And it is not for nothing that as a boy Alexander Weeks changed his name to Ned, after a character in Philip Barry’s “Holiday.” Mr. Kramer may be first and foremost an agitator, but he is also a lover of witty romantic theater. And in this production I was able to perceive the sort of sexual sparks, struck by semi-hostile banter, that I associate with Barry’s barbed dialogue of courtship. I believed in Ned and Felix as a couple here, and I never had before.
For that matter, though “The Normal Heart” can be as emotionally manipulative as “War Horse” (there’s a death-bed wedding scene), I found myself believing completely in all the relationships and caring about every character (even the snarky mayor’s aide played by Richard Topol). That includes Emma Brookner (Ms. Barkin), a paraplegic doctor who finds her patient list of fatally ill gay men growing by the day.
Like Ned, Emma is perched on a soapbox, but we understand the psychological as well as the political motives that put her there. And as embodied by Ms. Barkin (in a slam-dunk Broadway debut) and Mr. Mantello, there’s plenty of chemistry between these self-created dragons. They understand each other, which means they don’t have to tread too carefully when they’re together.
Before the play ends, Ned will have shed many of his closest friends and his allies in the organization he has helped to found (which bears a close resemblance to Gay Men’s Health Crisis). Yet when those friends turn on Ned, we don’t turn on them. That’s because they are each drawn with such clarity and detail that we understand exactly why they behave as they do.

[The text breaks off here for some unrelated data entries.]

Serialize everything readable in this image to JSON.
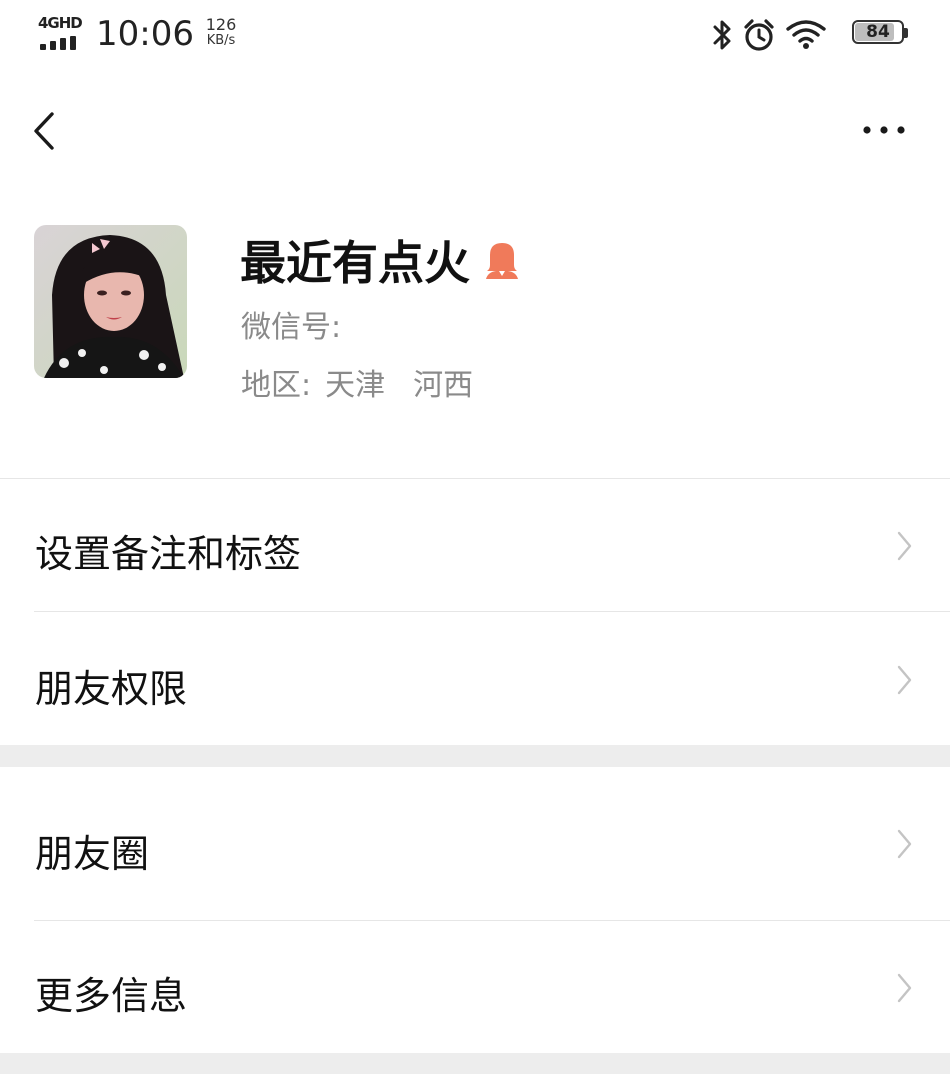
{
  "status_bar": {
    "network": "4GHD",
    "time": "10:06",
    "speed_value": "126",
    "speed_unit": "KB/s",
    "icons": [
      "bluetooth-icon",
      "alarm-icon",
      "wifi-icon"
    ],
    "battery": "84",
    "battery_fraction": 0.84
  },
  "nav": {
    "back_icon": "chevron-left-icon",
    "more_icon": "more-horizontal-icon"
  },
  "profile": {
    "name": "最近有点火",
    "gender_icon": "female-user-icon",
    "wechat_id_label": "微信号:",
    "region_label": "地区:",
    "region_city": "天津",
    "region_district": "河西"
  },
  "menu": {
    "section1": [
      {
        "label": "设置备注和标签"
      },
      {
        "label": "朋友权限"
      }
    ],
    "section2": [
      {
        "label": "朋友圈"
      },
      {
        "label": "更多信息"
      }
    ]
  },
  "colors": {
    "background": "#ffffff",
    "section_gap": "#ededed",
    "divider": "#e6e6e6",
    "secondary_text": "#8a8a8a",
    "chevron": "#c4c4c4",
    "gender_icon": "#f07a5a"
  }
}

Patrick Breen, Lee Pace and Jim Parsons (of “The Big Bang Theory”) are all terrific as very different types of gay men who band together and chafe and clash and ultimately explode. (Each has at least one outburst that leaves you as shaken as they are.) And Mark Harelik is superb as Ned’s brother, Ben, a stiff-backed lawyer who loves and is embarrassed by his younger sibling. There’s a lot of complicated, illuminating chemistry in this relationship too.

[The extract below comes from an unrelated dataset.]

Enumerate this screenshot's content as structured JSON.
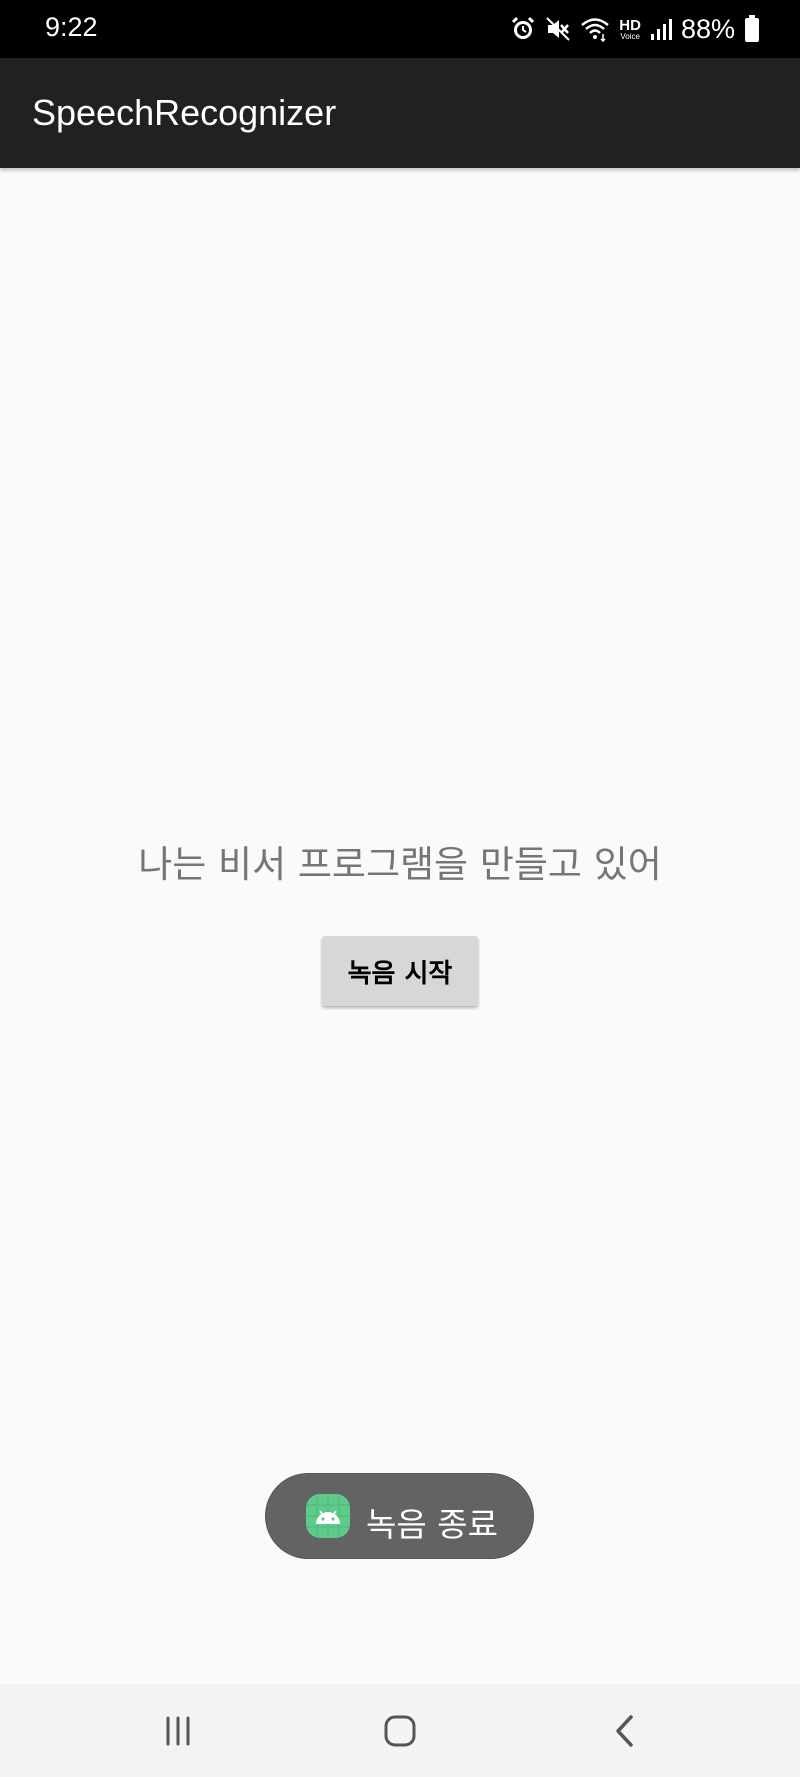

Not that we are ever allowed to forget that there is something bigger going on than the usual dramatic soap operas of fractured families and love affairs. The walls of David Rockwell’s set — a homage to the original white box set at the Public — are carved with headlines and talismanic words that chart the rapid progress of a disease and the slow official response to it. The names of those killed by AIDS are also projected on those walls, in ever-increasing numbers.
More than any naturalistic version, this design summons the very climate of fear and uncertainty in which the characters in “The Normal Heart” lived and breathed and, too often, died. What makes this production so deeply affecting, and so much more than a warning cry from another time, is our awareness of how that element shapes and warps the people who inhabit it: how it brings them together and tears them apart and makes them noble and craven and hysterical and heroic, and, above all, so very frightened, confused and, yes, hopping mad.
The crisis depicted so vividly here is far from ended, as cases of AIDS continue to multiply internationally. And lest you leave this play thinking that you’ve had only a great cathartic night at the theater, fliers from Mr. Kramer are being handed out after the show (by Mr. Kramer himself on occasion), explaining how incomplete the fight against AIDS remains. Read one and take heed. But remember that the man who wrote it also wrote a far better play than you might have thought.